CULLED FROM: BBC ONLINE NETWORK

Friday March 5, 1999




Denning: A life of law

Lord Denning: Judgments were "models of simple English"

Lord Denning was perhaps the greatest law-making judge of the century and the most controversial.

His achievement was to shape the common law according to his own highly individual vision of society.

Tom Denning was born in January 1899. His father Charles owned a draper's shop in the Hampshire town of Whitchurch.

The young Denning loved the place so much he made his home there, in a fine Regency house called The Lawn.

He first married in 1932, but wife Mary died nine years later. His second wife Joan, whom he married in 1945, died in 1992.

Rise through ranks

After taking two first-class degrees at Oxford, the young Denning was called to the Bar in 1923.

Some 20 years later, he was Mr Justice Denning. After rapid promotion to the Court of Appeal he became a law lord in 1957.


 

 

But the turning point came in 1962. That was the year he stepped down from the House of Lords to a much more influential post - Master of the Rolls.

A year later, the public learned of an affair between prostitute Christine Keeler and John Profumo, then Secretary of State for War.

When the scandal broke Lord Denning was asked by the Conservative Prime Minister, Harold Macmillan, to inquire into security aspects of the affair.

He sat alone and in private, even sending the women shorthand-writers out because he thought some of the evidence was so disgusting.

As Lord Denning himself remarked, his report was a best-seller. More than 100,000 people bought copies.

It also put him firmly in the public eye. In an age when judges shunned publicity, Lord Denning became the one judicial figure everybody had heard of.

During his 20 years as Master of the Rolls, he could choose his own cases and the judges who were to sit with him. So on most issues, he effectively had the last word.

Not many cases went on to the House of Lords, Britain's highest court of law.

Law in his own hands

But in seeking justice Lord Denning, considered himself entitled to get round - or even change - any rule of law that stood in his way. There was no need to wait for legislation.

"Parliament does it too late," he argued. "It may take years and years before a statute can be passed to amend a bad law.

"The judge ... should make the law correspond with the justice that the case requires."

But Lord Denning's critics said his willingness to overturn decided cases made for uncertainty in the law.

Although he saw himself as champion of the underdog - the ordinary citizen, the consumer, the deserted wife - he supported employers against trade unions, education authorities against students, and the Home Office against immigrants.

Book provokes fury

Lord Denning inspired great affection among lawyers and it gave him pleasure to welcome new recruits to the profession. He was still Master of the Rolls at the age of 83.


 

 

But his 1982 book What Next in the Law was his downfall. In it, he seemed to suggest some black people were unsuitable to serve on juries.

His remarks followed a trial over a riot in Bristol. Two jurors on the case threatened to sue him.

Lord Denning backed down and avoided further conflict by apologising. He then announced he would be retiring.

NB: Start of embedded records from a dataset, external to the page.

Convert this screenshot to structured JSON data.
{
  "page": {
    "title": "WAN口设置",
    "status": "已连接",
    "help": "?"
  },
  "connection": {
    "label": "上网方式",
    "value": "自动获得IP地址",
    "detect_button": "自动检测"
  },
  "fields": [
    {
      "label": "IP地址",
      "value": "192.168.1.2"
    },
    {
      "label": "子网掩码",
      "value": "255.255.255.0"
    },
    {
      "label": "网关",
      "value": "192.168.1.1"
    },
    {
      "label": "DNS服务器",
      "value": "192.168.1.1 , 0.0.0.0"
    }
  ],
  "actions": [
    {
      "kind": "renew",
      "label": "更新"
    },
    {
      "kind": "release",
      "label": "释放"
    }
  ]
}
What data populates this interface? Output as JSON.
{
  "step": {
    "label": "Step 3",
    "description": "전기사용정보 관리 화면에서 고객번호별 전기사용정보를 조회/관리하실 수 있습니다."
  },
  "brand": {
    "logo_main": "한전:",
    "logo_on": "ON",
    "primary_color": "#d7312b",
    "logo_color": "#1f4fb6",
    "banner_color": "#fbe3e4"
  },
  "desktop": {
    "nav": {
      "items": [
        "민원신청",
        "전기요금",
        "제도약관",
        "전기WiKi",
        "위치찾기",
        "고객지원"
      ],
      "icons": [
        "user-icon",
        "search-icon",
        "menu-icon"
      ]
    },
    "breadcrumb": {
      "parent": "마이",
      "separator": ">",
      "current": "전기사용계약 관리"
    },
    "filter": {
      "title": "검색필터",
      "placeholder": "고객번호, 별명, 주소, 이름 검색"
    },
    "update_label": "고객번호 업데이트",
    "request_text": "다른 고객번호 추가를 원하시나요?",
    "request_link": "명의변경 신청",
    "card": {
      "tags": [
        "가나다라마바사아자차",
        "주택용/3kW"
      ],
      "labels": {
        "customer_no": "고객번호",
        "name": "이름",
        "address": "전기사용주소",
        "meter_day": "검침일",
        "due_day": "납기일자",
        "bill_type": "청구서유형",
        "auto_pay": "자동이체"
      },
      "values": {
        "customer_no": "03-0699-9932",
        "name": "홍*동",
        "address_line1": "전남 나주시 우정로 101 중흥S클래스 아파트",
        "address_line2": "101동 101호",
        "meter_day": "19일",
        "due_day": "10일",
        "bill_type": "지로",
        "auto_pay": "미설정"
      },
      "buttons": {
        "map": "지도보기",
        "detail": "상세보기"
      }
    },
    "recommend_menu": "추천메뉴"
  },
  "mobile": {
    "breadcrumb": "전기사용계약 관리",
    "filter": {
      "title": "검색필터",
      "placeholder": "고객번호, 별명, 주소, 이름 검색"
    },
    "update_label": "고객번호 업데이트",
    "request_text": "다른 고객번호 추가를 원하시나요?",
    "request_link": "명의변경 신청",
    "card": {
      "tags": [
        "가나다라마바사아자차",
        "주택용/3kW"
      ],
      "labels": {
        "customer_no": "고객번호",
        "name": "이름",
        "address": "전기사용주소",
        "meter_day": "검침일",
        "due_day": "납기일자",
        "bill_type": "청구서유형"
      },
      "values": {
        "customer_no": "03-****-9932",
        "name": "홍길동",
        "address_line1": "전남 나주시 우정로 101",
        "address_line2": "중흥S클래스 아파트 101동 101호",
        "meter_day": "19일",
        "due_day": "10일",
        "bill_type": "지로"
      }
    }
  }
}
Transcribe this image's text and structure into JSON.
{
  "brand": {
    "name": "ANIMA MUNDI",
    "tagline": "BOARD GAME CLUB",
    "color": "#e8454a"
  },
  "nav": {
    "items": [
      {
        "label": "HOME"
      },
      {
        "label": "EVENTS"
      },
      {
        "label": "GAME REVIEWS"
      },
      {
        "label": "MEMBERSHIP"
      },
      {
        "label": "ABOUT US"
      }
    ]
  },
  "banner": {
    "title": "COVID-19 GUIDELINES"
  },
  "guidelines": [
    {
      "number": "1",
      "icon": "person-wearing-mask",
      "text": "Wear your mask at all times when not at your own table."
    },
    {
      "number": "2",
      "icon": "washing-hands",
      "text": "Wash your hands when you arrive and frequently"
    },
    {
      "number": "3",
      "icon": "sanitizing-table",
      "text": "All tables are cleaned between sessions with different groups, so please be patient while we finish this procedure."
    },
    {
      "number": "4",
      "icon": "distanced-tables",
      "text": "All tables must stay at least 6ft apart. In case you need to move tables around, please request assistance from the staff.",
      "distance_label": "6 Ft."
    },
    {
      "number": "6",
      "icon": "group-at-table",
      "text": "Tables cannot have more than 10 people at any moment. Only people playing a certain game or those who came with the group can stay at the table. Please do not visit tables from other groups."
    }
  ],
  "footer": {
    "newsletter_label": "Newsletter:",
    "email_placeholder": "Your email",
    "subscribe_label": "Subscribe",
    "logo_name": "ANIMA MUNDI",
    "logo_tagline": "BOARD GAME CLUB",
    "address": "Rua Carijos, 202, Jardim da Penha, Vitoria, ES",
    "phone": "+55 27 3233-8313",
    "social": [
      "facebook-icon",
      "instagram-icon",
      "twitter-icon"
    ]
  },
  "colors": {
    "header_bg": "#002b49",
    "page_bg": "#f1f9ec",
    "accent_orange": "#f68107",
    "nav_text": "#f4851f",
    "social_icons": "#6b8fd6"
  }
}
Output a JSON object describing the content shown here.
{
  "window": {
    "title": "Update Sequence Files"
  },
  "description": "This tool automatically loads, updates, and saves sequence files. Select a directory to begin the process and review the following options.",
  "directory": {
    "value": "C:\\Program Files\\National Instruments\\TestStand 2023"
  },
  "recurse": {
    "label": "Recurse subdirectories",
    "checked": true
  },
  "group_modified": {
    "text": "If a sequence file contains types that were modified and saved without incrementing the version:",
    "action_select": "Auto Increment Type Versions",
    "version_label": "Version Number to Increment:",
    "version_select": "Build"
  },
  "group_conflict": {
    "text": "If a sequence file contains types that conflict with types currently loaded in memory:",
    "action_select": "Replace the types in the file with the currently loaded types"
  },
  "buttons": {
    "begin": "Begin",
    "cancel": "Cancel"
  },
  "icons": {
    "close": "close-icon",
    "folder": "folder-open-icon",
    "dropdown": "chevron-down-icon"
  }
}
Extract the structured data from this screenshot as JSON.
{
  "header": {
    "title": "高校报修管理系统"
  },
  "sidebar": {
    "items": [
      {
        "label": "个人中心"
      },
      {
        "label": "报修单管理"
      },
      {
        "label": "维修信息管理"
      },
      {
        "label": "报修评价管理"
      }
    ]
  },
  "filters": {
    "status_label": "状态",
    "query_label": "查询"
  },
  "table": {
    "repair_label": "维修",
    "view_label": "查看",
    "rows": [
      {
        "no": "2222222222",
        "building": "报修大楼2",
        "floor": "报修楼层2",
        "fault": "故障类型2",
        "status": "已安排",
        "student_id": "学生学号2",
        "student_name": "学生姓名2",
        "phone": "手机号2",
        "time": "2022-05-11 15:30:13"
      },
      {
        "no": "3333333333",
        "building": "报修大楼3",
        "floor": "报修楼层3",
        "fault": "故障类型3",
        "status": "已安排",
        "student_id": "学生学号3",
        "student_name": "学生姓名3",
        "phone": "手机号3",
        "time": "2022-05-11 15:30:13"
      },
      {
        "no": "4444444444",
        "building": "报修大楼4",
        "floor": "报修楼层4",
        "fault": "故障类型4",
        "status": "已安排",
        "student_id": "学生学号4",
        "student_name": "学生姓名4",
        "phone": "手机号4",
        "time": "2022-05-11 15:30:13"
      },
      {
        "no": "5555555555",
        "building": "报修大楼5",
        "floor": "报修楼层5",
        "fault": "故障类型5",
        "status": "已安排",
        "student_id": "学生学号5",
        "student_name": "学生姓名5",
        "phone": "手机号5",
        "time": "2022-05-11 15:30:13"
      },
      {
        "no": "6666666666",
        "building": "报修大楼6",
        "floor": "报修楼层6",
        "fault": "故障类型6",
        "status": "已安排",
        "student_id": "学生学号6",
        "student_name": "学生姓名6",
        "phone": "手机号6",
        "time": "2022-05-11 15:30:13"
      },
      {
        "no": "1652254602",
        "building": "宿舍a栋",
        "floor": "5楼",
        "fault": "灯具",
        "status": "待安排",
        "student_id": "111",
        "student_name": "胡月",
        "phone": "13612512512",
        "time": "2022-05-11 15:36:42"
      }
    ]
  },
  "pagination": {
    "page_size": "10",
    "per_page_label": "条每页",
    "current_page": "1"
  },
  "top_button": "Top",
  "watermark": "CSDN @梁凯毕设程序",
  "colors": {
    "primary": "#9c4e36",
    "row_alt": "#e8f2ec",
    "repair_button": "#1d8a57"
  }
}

Even in retirement he remained busy. He continued writing, including the books Landmarks in Law and Leaves from my Library.

But his comments in retirement added nothing to his reputation. Another apology followed his claim that the Guildford Four, acquitted on appeal after being jailed for an IRA bombing, were probably guilty of murder all along.

Controversy in retirement

Lord Denning's prejudices demonstrated the risks of letting one man dispense justice.

But they should not detract from a judicial career unique in our time.

Tom Denning stood firm for freedom under the law, a phrase he coined.

His whole life was devoted to justice. His creativity was immense and his legacy will last for as long as the law itself.

His mind remained razor sharp despite old age. And as his epitaph he chose: "Remembrance of me in good works, that is how I should like to be remembered."